WHAT YOU NEED TO DO: Copy all of the records word for word.

START DATA FOR PROCESSING

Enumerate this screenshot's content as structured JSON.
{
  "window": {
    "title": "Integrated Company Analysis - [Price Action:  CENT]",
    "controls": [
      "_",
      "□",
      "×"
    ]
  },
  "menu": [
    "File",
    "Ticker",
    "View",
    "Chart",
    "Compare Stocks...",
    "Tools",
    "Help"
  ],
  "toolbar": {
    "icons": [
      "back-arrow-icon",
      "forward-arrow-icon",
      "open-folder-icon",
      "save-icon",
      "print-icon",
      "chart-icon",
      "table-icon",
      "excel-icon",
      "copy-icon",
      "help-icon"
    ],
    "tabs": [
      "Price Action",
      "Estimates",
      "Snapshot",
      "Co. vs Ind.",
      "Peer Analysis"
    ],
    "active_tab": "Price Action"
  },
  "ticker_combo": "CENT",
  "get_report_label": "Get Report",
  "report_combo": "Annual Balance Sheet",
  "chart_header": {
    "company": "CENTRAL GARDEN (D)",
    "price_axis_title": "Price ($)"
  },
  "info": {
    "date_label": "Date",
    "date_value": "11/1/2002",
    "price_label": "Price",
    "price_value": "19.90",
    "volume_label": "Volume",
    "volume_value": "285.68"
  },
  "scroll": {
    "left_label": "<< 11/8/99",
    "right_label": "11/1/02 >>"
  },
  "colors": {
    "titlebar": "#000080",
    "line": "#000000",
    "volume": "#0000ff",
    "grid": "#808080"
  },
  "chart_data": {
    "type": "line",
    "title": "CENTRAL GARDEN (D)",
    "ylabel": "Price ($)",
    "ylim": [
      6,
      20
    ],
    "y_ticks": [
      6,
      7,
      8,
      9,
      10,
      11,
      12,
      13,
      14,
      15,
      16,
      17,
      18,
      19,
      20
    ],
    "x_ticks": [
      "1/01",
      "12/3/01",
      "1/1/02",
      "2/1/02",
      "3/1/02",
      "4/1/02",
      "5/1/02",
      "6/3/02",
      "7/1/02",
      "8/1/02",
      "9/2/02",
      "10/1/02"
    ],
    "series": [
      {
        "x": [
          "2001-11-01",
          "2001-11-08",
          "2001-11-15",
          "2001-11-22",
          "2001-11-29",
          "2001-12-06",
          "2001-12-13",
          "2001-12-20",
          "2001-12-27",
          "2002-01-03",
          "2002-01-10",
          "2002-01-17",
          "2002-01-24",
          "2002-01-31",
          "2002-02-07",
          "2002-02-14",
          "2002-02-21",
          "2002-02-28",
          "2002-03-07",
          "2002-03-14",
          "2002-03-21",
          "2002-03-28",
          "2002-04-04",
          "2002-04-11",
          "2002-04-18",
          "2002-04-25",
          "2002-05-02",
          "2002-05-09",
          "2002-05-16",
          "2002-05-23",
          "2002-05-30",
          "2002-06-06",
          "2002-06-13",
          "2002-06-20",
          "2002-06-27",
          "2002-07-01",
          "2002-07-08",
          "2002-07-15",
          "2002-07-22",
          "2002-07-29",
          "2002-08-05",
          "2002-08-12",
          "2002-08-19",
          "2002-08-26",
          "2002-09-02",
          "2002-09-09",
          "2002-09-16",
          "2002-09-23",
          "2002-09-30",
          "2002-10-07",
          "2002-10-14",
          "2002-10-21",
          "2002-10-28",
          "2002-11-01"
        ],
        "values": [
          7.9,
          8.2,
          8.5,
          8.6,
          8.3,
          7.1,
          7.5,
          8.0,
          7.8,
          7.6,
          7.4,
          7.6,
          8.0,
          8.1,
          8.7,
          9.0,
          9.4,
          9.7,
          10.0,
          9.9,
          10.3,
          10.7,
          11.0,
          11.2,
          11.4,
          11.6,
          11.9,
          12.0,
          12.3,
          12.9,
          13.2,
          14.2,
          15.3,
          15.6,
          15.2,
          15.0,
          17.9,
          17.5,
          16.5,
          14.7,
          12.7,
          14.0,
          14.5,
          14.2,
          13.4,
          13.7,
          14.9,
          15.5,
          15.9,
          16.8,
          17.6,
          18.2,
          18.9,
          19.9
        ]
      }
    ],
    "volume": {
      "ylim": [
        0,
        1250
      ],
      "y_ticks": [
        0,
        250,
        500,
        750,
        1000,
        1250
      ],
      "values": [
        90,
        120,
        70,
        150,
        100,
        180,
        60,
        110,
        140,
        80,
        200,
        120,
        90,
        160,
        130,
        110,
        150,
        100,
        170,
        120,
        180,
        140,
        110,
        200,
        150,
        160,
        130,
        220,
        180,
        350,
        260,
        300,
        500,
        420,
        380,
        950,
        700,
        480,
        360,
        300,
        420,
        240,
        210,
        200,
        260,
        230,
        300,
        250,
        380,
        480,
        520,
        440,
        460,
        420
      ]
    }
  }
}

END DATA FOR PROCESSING

EXERCISE SOLUTION:
Enumerate this screenshot's content as structured JSON.
{
  "window": {
    "title": "Integrated Company Analysis - [Price Action:  CENT]",
    "controls": [
      "_",
      "□",
      "×"
    ]
  },
  "menu": [
    "File",
    "Ticker",
    "View",
    "Chart",
    "Compare Stocks...",
    "Tools",
    "Help"
  ],
  "toolbar": {
    "icons": [
      "back-arrow-icon",
      "forward-arrow-icon",
      "open-folder-icon",
      "save-icon",
      "print-icon",
      "chart-icon",
      "table-icon",
      "excel-icon",
      "copy-icon",
      "help-icon"
    ],
    "tabs": [
      "Price Action",
      "Estimates",
      "Snapshot",
      "Co. vs Ind.",
      "Peer Analysis"
    ],
    "active_tab": "Price Action"
  },
  "ticker_combo": "CENT",
  "get_report_label": "Get Report",
  "report_combo": "Annual Balance Sheet",
  "chart_header": {
    "company": "CENTRAL GARDEN (D)",
    "price_axis_title": "Price ($)"
  },
  "info": {
    "date_label": "Date",
    "date_value": "11/1/2002",
    "price_label": "Price",
    "price_value": "19.90",
    "volume_label": "Volume",
    "volume_value": "285.68"
  },
  "scroll": {
    "left_label": "<< 11/8/99",
    "right_label": "11/1/02 >>"
  },
  "colors": {
    "titlebar": "#000080",
    "line": "#000000",
    "volume": "#0000ff",
    "grid": "#808080"
  },
  "chart_data": {
    "type": "line",
    "title": "CENTRAL GARDEN (D)",
    "ylabel": "Price ($)",
    "ylim": [
      6,
      20
    ],
    "y_ticks": [
      6,
      7,
      8,
      9,
      10,
      11,
      12,
      13,
      14,
      15,
      16,
      17,
      18,
      19,
      20
    ],
    "x_ticks": [
      "1/01",
      "12/3/01",
      "1/1/02",
      "2/1/02",
      "3/1/02",
      "4/1/02",
      "5/1/02",
      "6/3/02",
      "7/1/02",
      "8/1/02",
      "9/2/02",
      "10/1/02"
    ],
    "series": [
      {
        "x": [
          "2001-11-01",
          "2001-11-08",
          "2001-11-15",
          "2001-11-22",
          "2001-11-29",
          "2001-12-06",
          "2001-12-13",
          "2001-12-20",
          "2001-12-27",
          "2002-01-03",
          "2002-01-10",
          "2002-01-17",
          "2002-01-24",
          "2002-01-31",
          "2002-02-07",
          "2002-02-14",
          "2002-02-21",
          "2002-02-28",
          "2002-03-07",
          "2002-03-14",
          "2002-03-21",
          "2002-03-28",
          "2002-04-04",
          "2002-04-11",
          "2002-04-18",
          "2002-04-25",
          "2002-05-02",
          "2002-05-09",
          "2002-05-16",
          "2002-05-23",
          "2002-05-30",
          "2002-06-06",
          "2002-06-13",
          "2002-06-20",
          "2002-06-27",
          "2002-07-01",
          "2002-07-08",
          "2002-07-15",
          "2002-07-22",
          "2002-07-29",
          "2002-08-05",
          "2002-08-12",
          "2002-08-19",
          "2002-08-26",
          "2002-09-02",
          "2002-09-09",
          "2002-09-16",
          "2002-09-23",
          "2002-09-30",
          "2002-10-07",
          "2002-10-14",
          "2002-10-21",
          "2002-10-28",
          "2002-11-01"
        ],
        "values": [
          7.9,
          8.2,
          8.5,
          8.6,
          8.3,
          7.1,
          7.5,
          8.0,
          7.8,
          7.6,
          7.4,
          7.6,
          8.0,
          8.1,
          8.7,
          9.0,
          9.4,
          9.7,
          10.0,
          9.9,
          10.3,
          10.7,
          11.0,
          11.2,
          11.4,
          11.6,
          11.9,
          12.0,
          12.3,
          12.9,
          13.2,
          14.2,
          15.3,
          15.6,
          15.2,
          15.0,
          17.9,
          17.5,
          16.5,
          14.7,
          12.7,
          14.0,
          14.5,
          14.2,
          13.4,
          13.7,
          14.9,
          15.5,
          15.9,
          16.8,
          17.6,
          18.2,
          18.9,
          19.9
        ]
      }
    ],
    "volume": {
      "ylim": [
        0,
        1250
      ],
      "y_ticks": [
        0,
        250,
        500,
        750,
        1000,
        1250
      ],
      "values": [
        90,
        120,
        70,
        150,
        100,
        180,
        60,
        110,
        140,
        80,
        200,
        120,
        90,
        160,
        130,
        110,
        150,
        100,
        170,
        120,
        180,
        140,
        110,
        200,
        150,
        160,
        130,
        220,
        180,
        350,
        260,
        300,
        500,
        420,
        380,
        950,
        700,
        480,
        360,
        300,
        420,
        240,
        210,
        200,
        260,
        230,
        300,
        250,
        380,
        480,
        520,
        440,
        460,
        420
      ]
    }
  }
}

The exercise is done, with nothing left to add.